§ Available data
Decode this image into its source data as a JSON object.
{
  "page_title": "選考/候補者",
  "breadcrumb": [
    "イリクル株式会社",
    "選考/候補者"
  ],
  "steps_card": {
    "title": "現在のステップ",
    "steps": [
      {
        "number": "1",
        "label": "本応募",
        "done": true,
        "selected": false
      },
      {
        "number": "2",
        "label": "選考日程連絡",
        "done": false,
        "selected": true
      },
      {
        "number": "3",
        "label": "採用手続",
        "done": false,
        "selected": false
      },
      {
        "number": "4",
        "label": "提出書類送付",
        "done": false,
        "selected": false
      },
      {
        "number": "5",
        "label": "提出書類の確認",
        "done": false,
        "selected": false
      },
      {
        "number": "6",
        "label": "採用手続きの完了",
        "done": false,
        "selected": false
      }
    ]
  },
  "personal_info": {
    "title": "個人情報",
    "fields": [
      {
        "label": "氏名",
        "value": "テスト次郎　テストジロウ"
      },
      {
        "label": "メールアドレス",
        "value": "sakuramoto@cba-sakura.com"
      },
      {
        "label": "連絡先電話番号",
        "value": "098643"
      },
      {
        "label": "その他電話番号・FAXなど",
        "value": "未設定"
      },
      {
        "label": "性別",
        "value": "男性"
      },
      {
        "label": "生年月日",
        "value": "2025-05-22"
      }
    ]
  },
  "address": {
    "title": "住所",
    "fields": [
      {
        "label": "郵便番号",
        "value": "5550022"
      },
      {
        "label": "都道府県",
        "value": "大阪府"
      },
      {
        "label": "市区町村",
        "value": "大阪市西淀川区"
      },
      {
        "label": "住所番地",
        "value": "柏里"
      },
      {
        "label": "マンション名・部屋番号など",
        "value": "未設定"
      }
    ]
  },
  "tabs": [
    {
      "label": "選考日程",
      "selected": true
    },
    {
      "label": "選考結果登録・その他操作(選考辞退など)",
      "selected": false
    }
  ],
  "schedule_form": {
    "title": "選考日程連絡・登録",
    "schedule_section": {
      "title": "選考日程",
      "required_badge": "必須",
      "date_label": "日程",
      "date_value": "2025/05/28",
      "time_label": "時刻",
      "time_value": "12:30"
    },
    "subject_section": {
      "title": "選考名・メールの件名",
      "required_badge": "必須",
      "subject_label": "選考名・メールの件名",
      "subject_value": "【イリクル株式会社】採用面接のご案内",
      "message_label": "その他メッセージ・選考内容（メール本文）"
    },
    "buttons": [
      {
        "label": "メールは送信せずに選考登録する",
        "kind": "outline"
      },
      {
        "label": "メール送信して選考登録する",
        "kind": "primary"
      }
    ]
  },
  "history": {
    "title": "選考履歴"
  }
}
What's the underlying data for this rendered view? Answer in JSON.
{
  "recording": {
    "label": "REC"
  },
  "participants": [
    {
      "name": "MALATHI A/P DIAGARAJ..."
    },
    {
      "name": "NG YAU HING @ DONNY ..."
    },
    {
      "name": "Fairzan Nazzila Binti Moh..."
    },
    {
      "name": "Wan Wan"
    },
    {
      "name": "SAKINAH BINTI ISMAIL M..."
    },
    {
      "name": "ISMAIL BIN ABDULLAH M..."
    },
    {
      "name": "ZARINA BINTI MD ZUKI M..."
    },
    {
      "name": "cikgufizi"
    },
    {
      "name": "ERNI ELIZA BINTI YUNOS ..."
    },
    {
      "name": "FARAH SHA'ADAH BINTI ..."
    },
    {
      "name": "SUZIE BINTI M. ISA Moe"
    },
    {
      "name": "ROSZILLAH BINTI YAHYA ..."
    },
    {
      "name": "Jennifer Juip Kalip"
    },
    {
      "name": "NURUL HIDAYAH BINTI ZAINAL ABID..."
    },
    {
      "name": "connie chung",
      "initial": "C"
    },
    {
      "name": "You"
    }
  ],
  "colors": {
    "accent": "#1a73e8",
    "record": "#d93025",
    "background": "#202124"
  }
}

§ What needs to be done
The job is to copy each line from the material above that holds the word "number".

§ Task answer
        "number": "1",
        "number": "2",
        "number": "3",
        "number": "4",
        "number": "5",
        "number": "6",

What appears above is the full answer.